An Important Victory For Judicial Conservatives
It is absolutely impossible to understate the significance of Justice Pat Roggensack's re-election to the Wisconsin Supreme Court last Tuesday.
With Justice Roggensack re-elected to another ten year term, the four Justice bloc of judicial conservatives is (barring some unforeseen event) guaranteed to remain intact until at least 2017. And that's good news.
While it's often a fool's errand to try to predict the outcome of any particular court case ( think Obamacare), the prospects for legislation like Act 10 and Voter ID being sustained are a lot brighter with Justice Roggensack on the Court as opposed to her challenger.
Even more important though, the next few Supreme Court elections will be about expanding the number of judicial conservatives on the Court - not simply retaining the majority.
Currently, no member of the Court is up for election in 2014.
In 2015, the term of Justice Anne Walsh Bradley expires. Bradley regularly votes with what I describe as the "judicial activist" side of the Court and finds herself still obsessed with the unfortunate incident between herself and Justice Prosser.
I'm not sure whether or not Justice Bradley will seek re-election to a third ten-year term on the Court in 2015?
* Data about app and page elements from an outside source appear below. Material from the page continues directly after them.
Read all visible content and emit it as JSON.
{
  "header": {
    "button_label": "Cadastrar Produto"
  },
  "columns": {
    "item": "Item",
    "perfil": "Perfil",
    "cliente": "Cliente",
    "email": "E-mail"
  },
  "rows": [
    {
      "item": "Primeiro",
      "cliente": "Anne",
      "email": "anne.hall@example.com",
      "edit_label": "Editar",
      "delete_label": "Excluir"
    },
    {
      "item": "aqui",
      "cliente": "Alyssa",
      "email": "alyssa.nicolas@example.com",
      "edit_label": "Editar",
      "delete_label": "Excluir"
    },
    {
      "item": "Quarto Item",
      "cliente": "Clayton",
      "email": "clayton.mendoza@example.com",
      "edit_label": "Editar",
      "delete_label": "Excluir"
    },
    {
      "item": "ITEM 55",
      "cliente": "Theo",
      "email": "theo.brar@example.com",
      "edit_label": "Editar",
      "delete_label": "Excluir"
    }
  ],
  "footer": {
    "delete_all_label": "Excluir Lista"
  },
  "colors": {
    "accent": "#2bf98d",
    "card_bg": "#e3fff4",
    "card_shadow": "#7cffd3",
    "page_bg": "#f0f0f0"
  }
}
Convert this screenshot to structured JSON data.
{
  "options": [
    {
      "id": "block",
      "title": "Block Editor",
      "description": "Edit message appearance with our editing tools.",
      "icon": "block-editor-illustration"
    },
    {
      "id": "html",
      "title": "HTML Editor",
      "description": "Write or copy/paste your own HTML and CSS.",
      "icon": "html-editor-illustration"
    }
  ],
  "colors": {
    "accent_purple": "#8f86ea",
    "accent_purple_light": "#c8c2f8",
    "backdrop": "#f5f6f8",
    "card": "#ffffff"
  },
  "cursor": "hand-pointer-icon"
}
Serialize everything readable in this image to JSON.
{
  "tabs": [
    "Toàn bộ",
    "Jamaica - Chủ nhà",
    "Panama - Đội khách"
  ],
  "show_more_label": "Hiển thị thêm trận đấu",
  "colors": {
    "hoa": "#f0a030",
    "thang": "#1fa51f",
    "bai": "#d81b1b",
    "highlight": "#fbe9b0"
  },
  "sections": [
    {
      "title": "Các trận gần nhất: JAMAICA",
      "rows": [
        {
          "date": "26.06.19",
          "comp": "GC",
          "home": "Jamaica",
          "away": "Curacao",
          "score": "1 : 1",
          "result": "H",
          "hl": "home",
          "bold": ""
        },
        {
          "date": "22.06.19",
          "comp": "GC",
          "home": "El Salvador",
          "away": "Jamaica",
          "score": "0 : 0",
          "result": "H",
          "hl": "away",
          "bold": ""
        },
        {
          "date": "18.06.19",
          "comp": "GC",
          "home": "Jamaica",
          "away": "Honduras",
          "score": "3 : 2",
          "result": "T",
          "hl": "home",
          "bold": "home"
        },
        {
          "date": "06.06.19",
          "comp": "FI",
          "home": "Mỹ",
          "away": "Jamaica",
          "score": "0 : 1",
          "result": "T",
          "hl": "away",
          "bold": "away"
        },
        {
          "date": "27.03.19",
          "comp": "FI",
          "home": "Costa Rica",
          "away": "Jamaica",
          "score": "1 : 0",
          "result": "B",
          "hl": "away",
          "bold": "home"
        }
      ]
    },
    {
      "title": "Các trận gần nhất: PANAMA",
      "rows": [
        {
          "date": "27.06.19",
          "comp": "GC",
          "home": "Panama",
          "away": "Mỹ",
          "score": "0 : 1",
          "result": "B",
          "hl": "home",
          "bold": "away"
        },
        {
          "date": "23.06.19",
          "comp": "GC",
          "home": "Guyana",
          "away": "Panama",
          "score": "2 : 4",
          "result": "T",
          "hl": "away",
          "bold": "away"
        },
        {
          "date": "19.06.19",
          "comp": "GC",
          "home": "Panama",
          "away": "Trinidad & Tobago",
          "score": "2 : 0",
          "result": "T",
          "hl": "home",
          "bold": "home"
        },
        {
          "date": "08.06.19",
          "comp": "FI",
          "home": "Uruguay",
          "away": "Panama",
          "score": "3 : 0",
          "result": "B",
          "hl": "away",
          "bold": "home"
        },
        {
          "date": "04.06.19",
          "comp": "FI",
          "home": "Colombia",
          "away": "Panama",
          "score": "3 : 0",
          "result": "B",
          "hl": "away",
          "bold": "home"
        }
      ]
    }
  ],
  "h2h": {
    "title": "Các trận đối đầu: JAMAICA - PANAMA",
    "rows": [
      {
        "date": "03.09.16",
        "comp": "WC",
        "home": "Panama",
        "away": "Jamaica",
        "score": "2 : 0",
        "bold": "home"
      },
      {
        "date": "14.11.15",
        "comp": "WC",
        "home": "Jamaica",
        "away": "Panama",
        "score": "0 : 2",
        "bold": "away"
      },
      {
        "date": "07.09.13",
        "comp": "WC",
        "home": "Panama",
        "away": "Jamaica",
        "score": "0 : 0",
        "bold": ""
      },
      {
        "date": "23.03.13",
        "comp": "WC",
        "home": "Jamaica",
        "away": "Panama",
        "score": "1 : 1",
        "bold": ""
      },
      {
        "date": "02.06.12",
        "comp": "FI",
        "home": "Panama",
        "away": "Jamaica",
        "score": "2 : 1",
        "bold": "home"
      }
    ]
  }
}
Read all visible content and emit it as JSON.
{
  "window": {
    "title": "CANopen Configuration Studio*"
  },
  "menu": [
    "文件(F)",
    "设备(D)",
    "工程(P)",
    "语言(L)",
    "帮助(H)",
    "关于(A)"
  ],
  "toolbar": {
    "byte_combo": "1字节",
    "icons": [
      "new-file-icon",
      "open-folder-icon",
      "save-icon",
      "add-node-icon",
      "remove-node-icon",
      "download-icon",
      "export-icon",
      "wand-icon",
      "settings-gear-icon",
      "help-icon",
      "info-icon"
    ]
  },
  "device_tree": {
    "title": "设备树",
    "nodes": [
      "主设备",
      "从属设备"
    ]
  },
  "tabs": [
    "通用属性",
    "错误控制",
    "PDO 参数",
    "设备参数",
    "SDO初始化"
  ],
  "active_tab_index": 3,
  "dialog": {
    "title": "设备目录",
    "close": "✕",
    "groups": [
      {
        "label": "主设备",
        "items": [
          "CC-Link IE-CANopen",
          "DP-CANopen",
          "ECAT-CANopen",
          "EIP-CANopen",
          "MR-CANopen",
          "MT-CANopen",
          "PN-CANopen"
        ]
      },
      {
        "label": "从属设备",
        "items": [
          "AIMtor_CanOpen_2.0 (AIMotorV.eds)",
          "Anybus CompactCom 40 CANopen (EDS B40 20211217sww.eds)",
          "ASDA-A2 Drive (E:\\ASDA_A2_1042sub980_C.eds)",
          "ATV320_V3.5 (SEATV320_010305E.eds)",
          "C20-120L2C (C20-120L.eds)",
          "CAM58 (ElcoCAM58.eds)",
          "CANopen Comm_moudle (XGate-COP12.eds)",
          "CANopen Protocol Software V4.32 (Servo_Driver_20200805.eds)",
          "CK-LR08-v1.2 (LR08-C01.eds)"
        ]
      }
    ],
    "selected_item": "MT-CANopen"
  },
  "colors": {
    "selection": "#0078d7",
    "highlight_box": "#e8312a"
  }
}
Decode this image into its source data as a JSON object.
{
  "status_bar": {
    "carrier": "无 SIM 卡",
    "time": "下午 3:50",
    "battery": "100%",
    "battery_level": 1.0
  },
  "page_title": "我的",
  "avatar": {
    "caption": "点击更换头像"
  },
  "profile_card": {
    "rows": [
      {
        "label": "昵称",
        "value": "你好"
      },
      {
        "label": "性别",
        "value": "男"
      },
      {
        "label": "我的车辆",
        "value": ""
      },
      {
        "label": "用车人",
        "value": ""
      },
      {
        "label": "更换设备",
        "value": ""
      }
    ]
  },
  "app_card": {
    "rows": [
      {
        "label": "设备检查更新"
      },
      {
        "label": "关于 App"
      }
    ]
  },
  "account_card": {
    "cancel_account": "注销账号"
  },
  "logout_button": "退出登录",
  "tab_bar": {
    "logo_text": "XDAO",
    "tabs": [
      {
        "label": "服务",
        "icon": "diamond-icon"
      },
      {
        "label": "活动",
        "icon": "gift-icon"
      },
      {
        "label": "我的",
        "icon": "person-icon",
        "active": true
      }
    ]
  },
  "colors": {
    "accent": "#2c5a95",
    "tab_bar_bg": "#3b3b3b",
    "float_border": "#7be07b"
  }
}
She'll be 65 in 2015 and may be thinking of doing other things with her life. If she does choose to run, I have no doubt that she'll have at least one strong, well-financed challenger. It is, of course, tough to beat a sitting Justice - but conservatives have a good track record in recent Supreme Court elections and Justice Bradley brings some significant baggage into the race.
In other words, who knows what will happen?
The second of the three member "judicial activist" bloc on the Court is Justice Patrick Crooks (Chief Justice Abrahamson being the third). Justice Crooks will be 78 when his term expires in 2016 and is considered unlikely to seek re-election to a third ten year term. As a matter of fact, many legal insiders believe that Justice Crooks may actually choose to retire before his term expires. If he does retire early, Governor Walker will appoint his replacement - who would be up for election in either 2014 or 2016 (depending on the timing of the retirement).
As an aside, Justice Abrahamson turns 80 this December. This is, of course, an age when many people contemplate retirement. However, her term doesn't expire until 2019 and, health permitting, nobody sees Justice Abrahamson going anywhere any time soon.
The point is that the next few years offer voters a tremendous opportunity to expand on the number of judicial conservatives on the bench.
The key to all this though was the re-election of Justice Roggensack last Tuesday.